_Activity_
The data should be duplicated exactly, with every word kept as it is.
---- Record extracts
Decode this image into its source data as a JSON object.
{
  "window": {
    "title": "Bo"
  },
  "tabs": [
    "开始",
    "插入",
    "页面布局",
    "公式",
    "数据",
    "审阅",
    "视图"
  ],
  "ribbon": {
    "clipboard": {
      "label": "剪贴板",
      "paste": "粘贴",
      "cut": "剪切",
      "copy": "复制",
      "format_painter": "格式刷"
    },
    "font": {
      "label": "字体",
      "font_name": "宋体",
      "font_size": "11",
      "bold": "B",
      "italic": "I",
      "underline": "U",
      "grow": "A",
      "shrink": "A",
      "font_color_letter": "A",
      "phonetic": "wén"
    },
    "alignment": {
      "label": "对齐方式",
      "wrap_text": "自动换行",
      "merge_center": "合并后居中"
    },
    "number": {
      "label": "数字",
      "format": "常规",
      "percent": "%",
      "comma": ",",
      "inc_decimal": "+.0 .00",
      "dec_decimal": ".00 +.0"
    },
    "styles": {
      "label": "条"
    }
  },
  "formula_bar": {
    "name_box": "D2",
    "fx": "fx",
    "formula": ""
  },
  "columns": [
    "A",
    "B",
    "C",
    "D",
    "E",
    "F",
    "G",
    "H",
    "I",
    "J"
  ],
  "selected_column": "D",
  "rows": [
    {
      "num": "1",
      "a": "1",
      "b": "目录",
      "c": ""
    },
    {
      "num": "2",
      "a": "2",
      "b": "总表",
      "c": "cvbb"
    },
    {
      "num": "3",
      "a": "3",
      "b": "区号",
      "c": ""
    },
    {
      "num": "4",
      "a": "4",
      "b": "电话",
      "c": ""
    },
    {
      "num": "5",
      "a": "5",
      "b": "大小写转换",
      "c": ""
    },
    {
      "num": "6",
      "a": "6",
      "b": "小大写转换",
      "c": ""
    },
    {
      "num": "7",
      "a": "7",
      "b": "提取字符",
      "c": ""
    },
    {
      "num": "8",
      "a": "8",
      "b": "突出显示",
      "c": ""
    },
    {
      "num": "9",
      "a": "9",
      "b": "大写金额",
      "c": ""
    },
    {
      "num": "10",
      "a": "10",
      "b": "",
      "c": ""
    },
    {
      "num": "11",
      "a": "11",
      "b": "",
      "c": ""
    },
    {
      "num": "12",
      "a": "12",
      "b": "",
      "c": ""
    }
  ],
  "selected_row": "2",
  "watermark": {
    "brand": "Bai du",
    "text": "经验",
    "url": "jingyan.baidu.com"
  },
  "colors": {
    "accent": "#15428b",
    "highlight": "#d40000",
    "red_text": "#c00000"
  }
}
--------
_Expected output_
Decode this image into its source data as a JSON object.
{
  "window": {
    "title": "Bo"
  },
  "tabs": [
    "开始",
    "插入",
    "页面布局",
    "公式",
    "数据",
    "审阅",
    "视图"
  ],
  "ribbon": {
    "clipboard": {
      "label": "剪贴板",
      "paste": "粘贴",
      "cut": "剪切",
      "copy": "复制",
      "format_painter": "格式刷"
    },
    "font": {
      "label": "字体",
      "font_name": "宋体",
      "font_size": "11",
      "bold": "B",
      "italic": "I",
      "underline": "U",
      "grow": "A",
      "shrink": "A",
      "font_color_letter": "A",
      "phonetic": "wén"
    },
    "alignment": {
      "label": "对齐方式",
      "wrap_text": "自动换行",
      "merge_center": "合并后居中"
    },
    "number": {
      "label": "数字",
      "format": "常规",
      "percent": "%",
      "comma": ",",
      "inc_decimal": "+.0 .00",
      "dec_decimal": ".00 +.0"
    },
    "styles": {
      "label": "条"
    }
  },
  "formula_bar": {
    "name_box": "D2",
    "fx": "fx",
    "formula": ""
  },
  "columns": [
    "A",
    "B",
    "C",
    "D",
    "E",
    "F",
    "G",
    "H",
    "I",
    "J"
  ],
  "selected_column": "D",
  "rows": [
    {
      "num": "1",
      "a": "1",
      "b": "目录",
      "c": ""
    },
    {
      "num": "2",
      "a": "2",
      "b": "总表",
      "c": "cvbb"
    },
    {
      "num": "3",
      "a": "3",
      "b": "区号",
      "c": ""
    },
    {
      "num": "4",
      "a": "4",
      "b": "电话",
      "c": ""
    },
    {
      "num": "5",
      "a": "5",
      "b": "大小写转换",
      "c": ""
    },
    {
      "num": "6",
      "a": "6",
      "b": "小大写转换",
      "c": ""
    },
    {
      "num": "7",
      "a": "7",
      "b": "提取字符",
      "c": ""
    },
    {
      "num": "8",
      "a": "8",
      "b": "突出显示",
      "c": ""
    },
    {
      "num": "9",
      "a": "9",
      "b": "大写金额",
      "c": ""
    },
    {
      "num": "10",
      "a": "10",
      "b": "",
      "c": ""
    },
    {
      "num": "11",
      "a": "11",
      "b": "",
      "c": ""
    },
    {
      "num": "12",
      "a": "12",
      "b": "",
      "c": ""
    }
  ],
  "selected_row": "2",
  "watermark": {
    "brand": "Bai du",
    "text": "经验",
    "url": "jingyan.baidu.com"
  },
  "colors": {
    "accent": "#15428b",
    "highlight": "#d40000",
    "red_text": "#c00000"
  }
}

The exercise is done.